Marcus Mariota – In my Way Too Early Post Super Bowl Rankings, I talked about Mariota having Top 5 potential. That prediction was cool and trend-setting at the time, but just like my Nirvana tee shirt in high school, it’s quickly become less original than a Starter jacket. When I finished my projections, Mariota was a QB1 but not quite Top 5. With Decker’s arrival, Mariota sees a slight boost. We all know how talented Decker is in the red zone, and Mariota has been the best red zone quarterback in the league since his arrival. Yes, the top quarterback in the NFL. Take that, Tom Brady. Mariota finds himself in the seventh spot at quarterback with the passing touchdown boost (around two) and is now an even better threat to the Top 5.
Running Game – Little to no impact. Given everything just mentioned with Decker, Mariota and the red zone, DeMarco Murray and Derrick Henry may lose a few red zone attempts, but it’s not significant enough to bump either down.

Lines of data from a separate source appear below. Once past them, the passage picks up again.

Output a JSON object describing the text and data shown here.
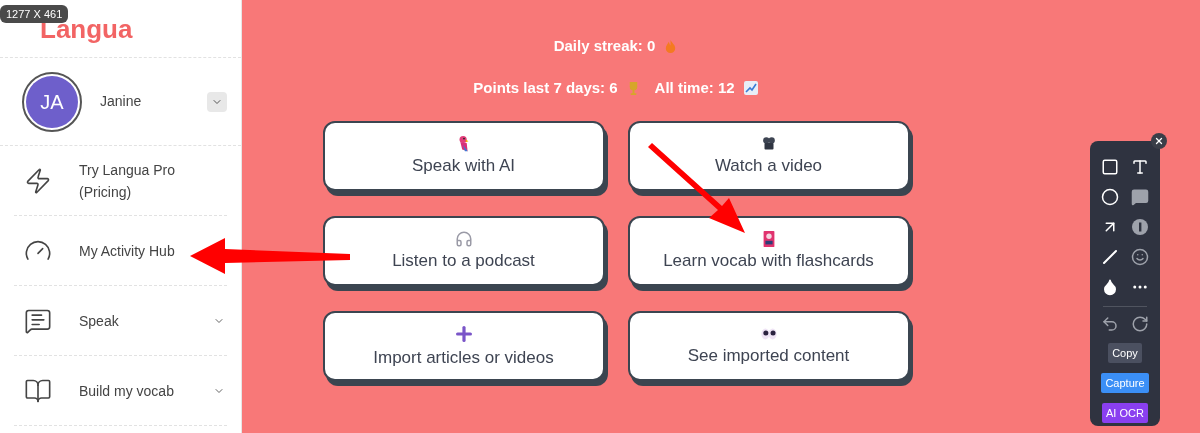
{
  "size_badge": "1277 X 461",
  "logo": "Langua",
  "profile": {
    "initials": "JA",
    "name": "Janine"
  },
  "nav": [
    {
      "label": "Try Langua Pro (Pricing)",
      "kind": "bolt",
      "expandable": false
    },
    {
      "label": "My Activity Hub",
      "kind": "gauge",
      "expandable": false
    },
    {
      "label": "Speak",
      "kind": "chat",
      "expandable": true
    },
    {
      "label": "Build my vocab",
      "kind": "book",
      "expandable": true
    }
  ],
  "stats": {
    "streak": "Daily streak: 0",
    "points": "Points last 7 days: 6",
    "all_time": "All time: 12"
  },
  "cards": [
    {
      "label": "Speak with AI",
      "kind": "parrot"
    },
    {
      "label": "Watch a video",
      "kind": "camera"
    },
    {
      "label": "Listen to a podcast",
      "kind": "headphones"
    },
    {
      "label": "Learn vocab with flashcards",
      "kind": "flashcard"
    },
    {
      "label": "Import articles or videos",
      "kind": "plus"
    },
    {
      "label": "See imported content",
      "kind": "eyes"
    }
  ],
  "toolbar": {
    "tools": [
      {
        "kind": "rectangle"
      },
      {
        "kind": "text"
      },
      {
        "kind": "ellipse"
      },
      {
        "kind": "callout"
      },
      {
        "kind": "arrow"
      },
      {
        "kind": "step"
      },
      {
        "kind": "pen"
      },
      {
        "kind": "emoji"
      },
      {
        "kind": "blur"
      },
      {
        "kind": "more"
      }
    ],
    "buttons": [
      {
        "label": "Copy",
        "color": "#4b5060"
      },
      {
        "label": "Capture",
        "color": "#3b8ff6"
      },
      {
        "label": "AI OCR",
        "color": "#8a3ff0"
      }
    ]
  }
}
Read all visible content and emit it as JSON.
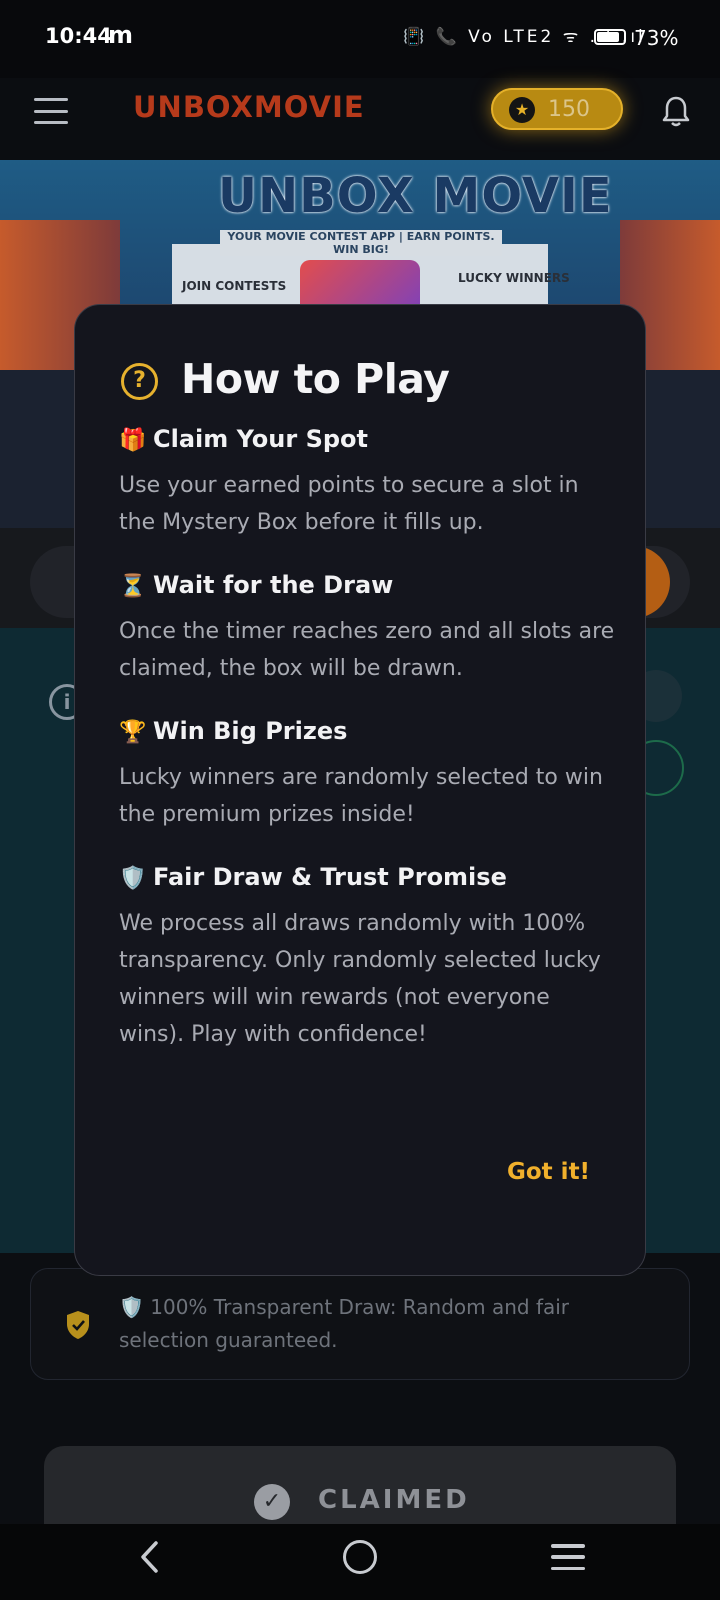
{
  "status_bar": {
    "time": "10:44",
    "carrier_glyph": "m",
    "signal_icons": "📳 📞 Vo LTE2 ᯤ .ıl .ıl",
    "battery": "73%"
  },
  "header": {
    "app_title": "UNBOXMOVIE",
    "points": "150",
    "icons": [
      "menu-icon",
      "star-icon",
      "bell-icon"
    ]
  },
  "banner": {
    "title": "UNBOX MOVIE",
    "subtitle": "YOUR MOVIE CONTEST APP | EARN POINTS. WIN BIG!",
    "join_label": "JOIN CONTESTS",
    "lucky_label": "LUCKY WINNERS"
  },
  "modal": {
    "title": "How to Play",
    "sections": [
      {
        "emoji": "🎁",
        "heading": "Claim Your Spot",
        "body": "Use your earned points to secure a slot in the Mystery Box before it fills up."
      },
      {
        "emoji": "⏳",
        "heading": "Wait for the Draw",
        "body": "Once the timer reaches zero and all slots are claimed, the box will be drawn."
      },
      {
        "emoji": "🏆",
        "heading": "Win Big Prizes",
        "body": "Lucky winners are randomly selected to win the premium prizes inside!"
      },
      {
        "emoji": "🛡️",
        "heading": "Fair Draw & Trust Promise",
        "body": "We process all draws randomly with 100% transparency. Only randomly selected lucky winners will win rewards (not everyone wins). Play with confidence!"
      }
    ],
    "confirm_label": "Got it!"
  },
  "trust_notice": {
    "text": "🛡️ 100% Transparent Draw: Random and fair selection guaranteed."
  },
  "claim_button": {
    "label": "CLAIMED"
  },
  "colors": {
    "accent": "#f1b02c",
    "modal_bg": "#14151d",
    "brand_red": "#b63a1b"
  }
}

Eric Decker – Again, the man is a touchdown machine. There is a reason that Twitter was filled with “All Decker does is catch touchdowns” tweets nearly every week of the NFL season. Health is a significant concern, but if Decker is even near 100 percent, he will be one of the top two options for Mariota in the red zone. He won’t be the team’s No. 1 receiver, but he’ll be on the field in every two-receiver set and will move to the slot in three-wide sets. Consider Decker a good bet for 700-800 yards and 6-7 touchdowns, which puts him in the WR4 range.
Corey Davis – Don’t concern yourself Davis fans; he’s still the No. 1 receiver for the Titans, and your fanmanship is safe. I’ll say it again. Davis has Terrell Owens ability, and you don’t bench that or a pick that early in the NFL Draft. Davis will line up outside whenever he’s on the field and will be the other major red zone threat for the Titans. Davis should lead the team in receptions, and yards and battle Decker for the most receiving touchdowns. Davis is a Top 35 receiver and could easily reach WR2 status as he develops, becoming this year’s Michael Thomas. Both Davis and Decker have slightly more value in non-PPR thanks to the touchdown weight.

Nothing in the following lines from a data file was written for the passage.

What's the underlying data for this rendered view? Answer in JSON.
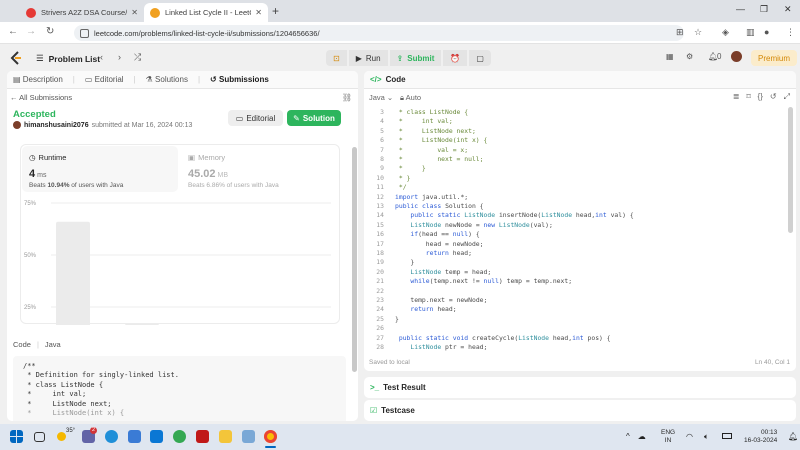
{
  "browser": {
    "tabs": [
      {
        "title": "Strivers A2Z DSA Course/Sheet",
        "color": "#e53935"
      },
      {
        "title": "Linked List Cycle II - LeetCode",
        "color": "#f0a020"
      }
    ],
    "url": "leetcode.com/problems/linked-list-cycle-ii/submissions/1204656636/"
  },
  "nav": {
    "problem_list": "Problem List",
    "run": "Run",
    "submit": "Submit",
    "coins": "0",
    "premium": "Premium"
  },
  "left": {
    "tabs": [
      "Description",
      "Editorial",
      "Solutions",
      "Submissions"
    ],
    "all_submissions": "All Submissions",
    "status": "Accepted",
    "user": "himanshusaini2076",
    "submitted": "submitted at Mar 16, 2024 00:13",
    "editorial_btn": "Editorial",
    "solution_btn": "Solution",
    "runtime": {
      "title": "Runtime",
      "value": "4",
      "unit": "ms",
      "beats_pre": "Beats",
      "beats_pct": "10.94%",
      "beats_post": "of users with Java"
    },
    "memory": {
      "title": "Memory",
      "value": "45.02",
      "unit": "MB",
      "beats": "Beats 6.86% of users with Java"
    },
    "code_tab": "Code",
    "code_lang": "Java",
    "code_preview": [
      "/**",
      " * Definition for singly-linked list.",
      " * class ListNode {",
      " *     int val;",
      " *     ListNode next;",
      " *     ListNode(int x) {"
    ]
  },
  "chart_data": {
    "type": "bar",
    "ylabel": "",
    "yticks": [
      "75%",
      "50%",
      "25%",
      "0%"
    ],
    "ylim": [
      0,
      75
    ],
    "categories": [
      "0ms",
      "1ms",
      "2ms",
      "3ms"
    ],
    "values": [
      66,
      17,
      2,
      4
    ],
    "highlight_category": "3ms",
    "mini_ticks": [
      "1ms",
      "2ms",
      "3ms"
    ]
  },
  "editor": {
    "title": "Code",
    "language": "Java",
    "mode": "Auto",
    "saved": "Saved to local",
    "cursor": "Ln 40, Col 1",
    "lines": [
      {
        "n": "3",
        "t": " * class ListNode {",
        "c": "cm"
      },
      {
        "n": "4",
        "t": " *     int val;",
        "c": "cm"
      },
      {
        "n": "5",
        "t": " *     ListNode next;",
        "c": "cm"
      },
      {
        "n": "6",
        "t": " *     ListNode(int x) {",
        "c": "cm"
      },
      {
        "n": "7",
        "t": " *         val = x;",
        "c": "cm"
      },
      {
        "n": "8",
        "t": " *         next = null;",
        "c": "cm"
      },
      {
        "n": "9",
        "t": " *     }",
        "c": "cm"
      },
      {
        "n": "10",
        "t": " * }",
        "c": "cm"
      },
      {
        "n": "11",
        "t": " */",
        "c": "cm"
      },
      {
        "n": "12",
        "t": "import java.util.*;",
        "c": ""
      },
      {
        "n": "13",
        "t": "public class Solution {",
        "c": ""
      },
      {
        "n": "14",
        "t": "    public static ListNode insertNode(ListNode head,int val) {",
        "c": ""
      },
      {
        "n": "15",
        "t": "    ListNode newNode = new ListNode(val);",
        "c": ""
      },
      {
        "n": "16",
        "t": "    if(head == null) {",
        "c": ""
      },
      {
        "n": "17",
        "t": "        head = newNode;",
        "c": ""
      },
      {
        "n": "18",
        "t": "        return head;",
        "c": ""
      },
      {
        "n": "19",
        "t": "    }",
        "c": ""
      },
      {
        "n": "20",
        "t": "    ListNode temp = head;",
        "c": ""
      },
      {
        "n": "21",
        "t": "    while(temp.next != null) temp = temp.next;",
        "c": ""
      },
      {
        "n": "22",
        "t": "",
        "c": ""
      },
      {
        "n": "23",
        "t": "    temp.next = newNode;",
        "c": ""
      },
      {
        "n": "24",
        "t": "    return head;",
        "c": ""
      },
      {
        "n": "25",
        "t": "}",
        "c": ""
      },
      {
        "n": "26",
        "t": "",
        "c": ""
      },
      {
        "n": "27",
        "t": " public static void createCycle(ListNode head,int pos) {",
        "c": ""
      },
      {
        "n": "28",
        "t": "    ListNode ptr = head;",
        "c": ""
      }
    ]
  },
  "panels": {
    "test_result": "Test Result",
    "testcase": "Testcase"
  },
  "taskbar": {
    "temp": "35°",
    "badge": "2",
    "lang": "ENG",
    "region": "IN",
    "time": "00:13",
    "date": "16-03-2024"
  }
}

Rishard Matthews – He takes the biggest hit, as Matthews will see little two-receiver set work due to his effectiveness being best out wide. While you will hear and see reports that the Titans ran the fewest number of three-receiver sets last year, let’s remember a few things. First, people make the mistake of using previous year’s numbers far too often to project a new season. Second, the Titans ran a ton of two tight end sets, but Anthony Fasano (a terrific blocker) is no longer on the team. Look for the Titans to run more three-wide this year, which helps Matthews retain some value. Numbers in the low-50s for receptions, around 700 receiving yards and four touchdowns are doable. That’s a bit of a drop from his initial projection, and it pushes Matthews down into WR5/6 territory and makes him a better best ball option.

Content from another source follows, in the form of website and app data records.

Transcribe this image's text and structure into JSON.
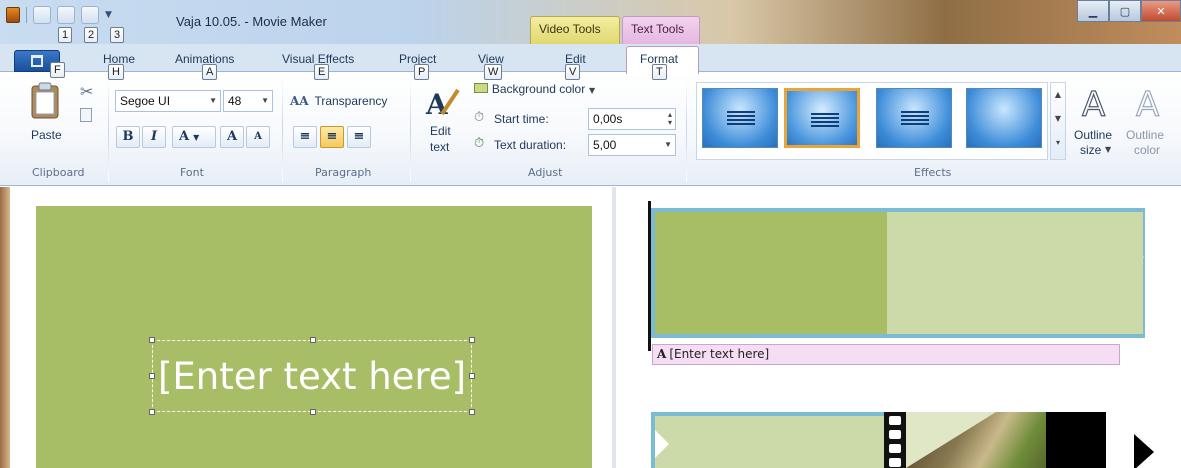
{
  "window": {
    "title": "Vaja 10.05. - Movie Maker",
    "contextual_tabs": [
      "Video Tools",
      "Text Tools"
    ],
    "keytips_qat": [
      "1",
      "2",
      "3"
    ]
  },
  "tabs": {
    "file_keytip": "F",
    "items": [
      {
        "label": "Home",
        "keytip": "H"
      },
      {
        "label": "Animations",
        "keytip": "A"
      },
      {
        "label": "Visual Effects",
        "keytip": "E"
      },
      {
        "label": "Project",
        "keytip": "P"
      },
      {
        "label": "View",
        "keytip": "W"
      },
      {
        "label": "Edit",
        "keytip": "V"
      },
      {
        "label": "Format",
        "keytip": "T"
      }
    ]
  },
  "ribbon": {
    "clipboard": {
      "paste": "Paste",
      "label": "Clipboard"
    },
    "font": {
      "family": "Segoe UI",
      "size": "48",
      "bold": "B",
      "italic": "I",
      "color": "A",
      "grow": "A",
      "shrink": "A",
      "label": "Font"
    },
    "paragraph": {
      "transparency": "Transparency",
      "label": "Paragraph"
    },
    "adjust": {
      "edit_text": "Edit\ntext",
      "edit_text_l1": "Edit",
      "edit_text_l2": "text",
      "background_color": "Background color",
      "start_time_label": "Start time:",
      "start_time_value": "0,00s",
      "duration_label": "Text duration:",
      "duration_value": "5,00",
      "label": "Adjust"
    },
    "effects": {
      "label": "Effects",
      "outline_size_l1": "Outline",
      "outline_size_l2": "size",
      "outline_color_l1": "Outline",
      "outline_color_l2": "color"
    }
  },
  "preview": {
    "placeholder_text": "[Enter text here]"
  },
  "storyboard": {
    "caption_text": "[Enter text here]"
  },
  "colors": {
    "preview_bg": "#a7be67",
    "clip_light": "#cbdaa8",
    "clip_border": "#7bbbd3",
    "caption_bg": "#f5ddf4",
    "selected_effect": "#e9a53a"
  }
}
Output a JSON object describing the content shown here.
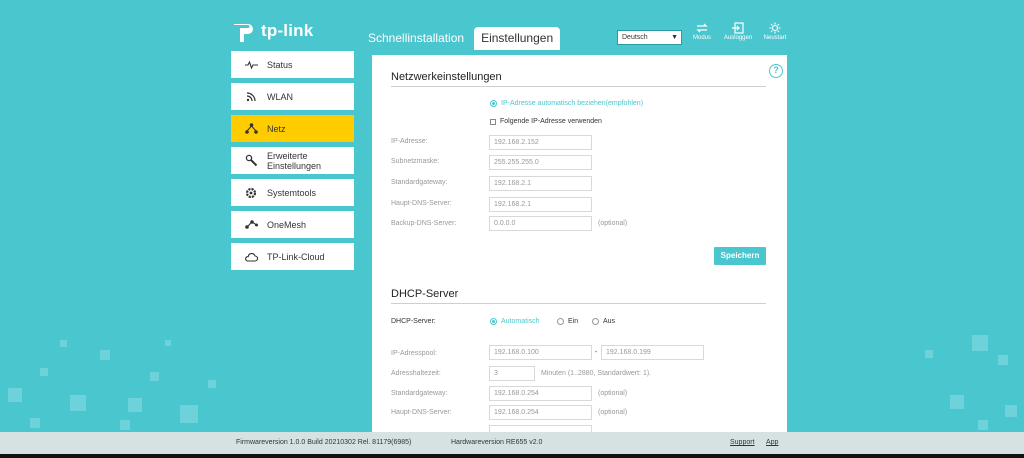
{
  "brand": {
    "name": "tp-link"
  },
  "tabs": [
    {
      "label": "Schnellinstallation",
      "active": false
    },
    {
      "label": "Einstellungen",
      "active": true
    }
  ],
  "header": {
    "language": "Deutsch",
    "buttons": [
      {
        "label": "Modus",
        "icon": "mode-switch-icon"
      },
      {
        "label": "Ausloggen",
        "icon": "logout-icon"
      },
      {
        "label": "Neustart",
        "icon": "reboot-icon"
      }
    ]
  },
  "sidebar": {
    "items": [
      {
        "label": "Status",
        "icon": "pulse-icon"
      },
      {
        "label": "WLAN",
        "icon": "wifi-icon"
      },
      {
        "label": "Netz",
        "icon": "network-icon",
        "active": true
      },
      {
        "label": "Erweiterte\nEinstellungen",
        "line1": "Erweiterte",
        "line2": "Einstellungen",
        "icon": "wrench-gear-icon"
      },
      {
        "label": "Systemtools",
        "icon": "gear-icon"
      },
      {
        "label": "OneMesh",
        "icon": "mesh-icon"
      },
      {
        "label": "TP-Link-Cloud",
        "icon": "cloud-icon"
      }
    ]
  },
  "network": {
    "title": "Netzwerkeinstellungen",
    "option_auto": "IP-Adresse automatisch beziehen(empfohlen)",
    "option_manual": "Folgende IP-Adresse verwenden",
    "fields": [
      {
        "label": "IP-Adresse:",
        "value": "192.168.2.152"
      },
      {
        "label": "Subnetzmaske:",
        "value": "255.255.255.0"
      },
      {
        "label": "Standardgateway:",
        "value": "192.168.2.1"
      },
      {
        "label": "Haupt-DNS-Server:",
        "value": "192.168.2.1"
      },
      {
        "label": "Backup-DNS-Server:",
        "value": "0.0.0.0",
        "note": "(optional)"
      }
    ],
    "save_label": "Speichern"
  },
  "dhcp": {
    "title": "DHCP-Server",
    "mode_label": "DHCP-Server:",
    "modes": [
      "Automatisch",
      "Ein",
      "Aus"
    ],
    "selected_mode": "Automatisch",
    "pool_label": "IP-Adresspool:",
    "pool_start": "192.168.0.100",
    "pool_sep": "-",
    "pool_end": "192.168.0.199",
    "lease_label": "Adresshaltezeit:",
    "lease_value": "3",
    "lease_note": "Minuten (1..2880, Standardwert: 1).",
    "gateway_label": "Standardgateway:",
    "gateway_value": "192.168.0.254",
    "gateway_note": "(optional)",
    "dns_label": "Haupt-DNS-Server:",
    "dns_value": "192.168.0.254",
    "dns_note": "(optional)"
  },
  "footer": {
    "firmware": "Firmwareversion 1.0.0 Build 20210302 Rel. 81179(6985)",
    "hardware": "Hardwareversion RE655 v2.0",
    "support": "Support",
    "app": "App"
  },
  "colors": {
    "accent": "#4ac6cf",
    "active": "#ffcc00",
    "panel": "#ffffff"
  }
}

Delanie Walker – As with Matthews, Walker loses a bit with the Decker signing. Don’t forget that it takes very little to be a Top 10 tight end these days, though. Walker had a breakout 2015 season with 94 receptions, 1,008 yards and six touchdowns. Walker isn’t sniffing those reception and yardage numbers, but he can still haul in 5-6 touchdowns. Unless it’s a four-wide set (which should be rare), Walker is going to be on the field a high percentage of the time. Mariota and Walker have great chemistry, and projecting Walker for around 60 receptions and low-700 yards with those touchdowns keeps him inside the Top 7 for tight ends. Understandably, with Walker’s age and this situation, he carries slightly more risk than some, but the tight end position reads like a who’s who from MASH.